I think that they are still working out the details of this new system. We got a memo stating that we call the floor and alert the unit clerk that we are going to be faxing report on the patient going into 420. Then we fax report, ( we have a totally computerized charting system specific to the ED) all of our ER nursing notes go to the floor, from triage information to in er treatments and medications given. After that the floor has twenty minutes till the patient arrives. We carry phones with us, so we give our name and portable phone extension so if the floor nurse has any questions they can contact us. I don't know how to fix the dilemma that came up with me on the first night. I didn't see patient that the floor nurse had questions about. However, the questions she was asking were things that she just needed to look for, however if it was a question about baseline or medication administration or something then I probably would not have been able to help her anyway. Which can happen even when a report is called. However, no we do not at this time need to confirm with the receiving nurse that the patient is being moved.
We do not fax report to any of our ICU's or our Rapid Admissions Unit. We still call report to them. We are supposed to be expanding our rapid admissions unit soon. We do not send a cover sheet though and I think maybe we should. Our management thinks labs can be looked up by the floor nurse, as well as x-rays. If the house Doctor has seen the patient then we fax their orders as well. We try to initiate any orders the house Doc has given. If I was the nurse receiving report I would like to know if the patient has a high k+ or something without having to look it all up. I send the lab results anyway. I think a cover sheet would be good to, just to give a little baseline nursing observation. "The patient has been comforatable, or is anxious, may be a little stoic you may want to ask him about his pain etc.
There has been many changes since I started working at this Ed. We went from a 30 bed Er seeing 80,000 patients a year, to a brand new 50 bed er not including fast track. On top of this major move, we went live with an all computerized charting and tracking system specifically designed for an emergency department however the catch is "we are this new company's beta site." So, they are working out their kinks with our ED. I was completely overwhelmed at first, but it is getting better. Our computer system in the ED is separate from the rest of hospital and there were major issues to deal with. We are now interfaced with the lab so that is a great improvement, but we are still not interfaced with radioloy which is our weakest link right now.
During the early summer we had so much hate mail via editorials from the community, morale became very low. Complaints were mostly about wait times which could be up to 6-8hrs. Plus we had many staffing issues. They have improved on staffing issues and are now hiring paramedics (god bless our medics, and techs) which has also helped greatly.
Holding patients is another issue. Our beds fill up fast and the hospital is currently building an addition which will house two more ICU units and I think more monitored beds. We have three ICU units now. CICU, MICU, and SICU.
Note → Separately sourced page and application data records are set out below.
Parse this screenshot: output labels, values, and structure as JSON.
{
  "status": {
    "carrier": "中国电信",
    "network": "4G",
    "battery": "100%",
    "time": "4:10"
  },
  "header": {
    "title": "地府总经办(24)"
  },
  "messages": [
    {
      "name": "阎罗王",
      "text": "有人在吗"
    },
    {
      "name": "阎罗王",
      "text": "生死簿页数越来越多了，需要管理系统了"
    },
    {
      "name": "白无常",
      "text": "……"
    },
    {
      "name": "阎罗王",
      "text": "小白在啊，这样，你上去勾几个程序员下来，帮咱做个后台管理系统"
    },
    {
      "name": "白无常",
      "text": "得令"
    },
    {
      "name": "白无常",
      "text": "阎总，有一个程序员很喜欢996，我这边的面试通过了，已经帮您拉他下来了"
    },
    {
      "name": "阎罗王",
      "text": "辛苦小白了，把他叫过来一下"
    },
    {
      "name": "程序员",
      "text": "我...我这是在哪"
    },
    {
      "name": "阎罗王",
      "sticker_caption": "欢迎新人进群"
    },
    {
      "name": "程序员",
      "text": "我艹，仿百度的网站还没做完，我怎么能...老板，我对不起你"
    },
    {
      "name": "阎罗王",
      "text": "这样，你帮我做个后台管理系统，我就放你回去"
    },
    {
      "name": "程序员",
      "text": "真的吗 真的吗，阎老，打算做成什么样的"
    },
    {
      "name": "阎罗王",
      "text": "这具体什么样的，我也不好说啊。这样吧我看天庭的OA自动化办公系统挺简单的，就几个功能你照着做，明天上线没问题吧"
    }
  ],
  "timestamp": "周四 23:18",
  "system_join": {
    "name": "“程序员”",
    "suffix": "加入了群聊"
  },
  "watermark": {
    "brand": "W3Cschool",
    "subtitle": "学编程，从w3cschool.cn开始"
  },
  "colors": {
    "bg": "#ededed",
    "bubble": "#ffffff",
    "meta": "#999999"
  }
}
I think the worst part is not moving patients though because the family wants you feed them, do all their meds, etc. and really doesn't understand that we just can't do all that when the code or trauma is in the next room. Some families understand but, most don't you tell them we have a critical patient and their retort is well you should have enough people to help because our family member is critical too. What can you say to that?? Our patient ratio is 5 to one and most assignments include a trauma room. This is a big improvement however to the not so long ago past when we would have to cover for lunch and have 10 or a little more patients to look after. When we would have a trauma then the rest of our patient's were fending for themselves however that was more of a staffing issue.
Whew, I went off on a tangent, but it feels good to get all out. It is getting better and the floors are still not happy with the faxed report but, I think it will take time to adjust. I know that one good measure I think from being a floor nurse is that, they will not have to come to the phone to get a report from the Er and can continue that med pass or endo-tracheal suction they were doing. I remember that I hated to be called to the phone, when I was trying to push multiple crushed meds through a g-tube or suctioning a vent patient.
Thanks for listening,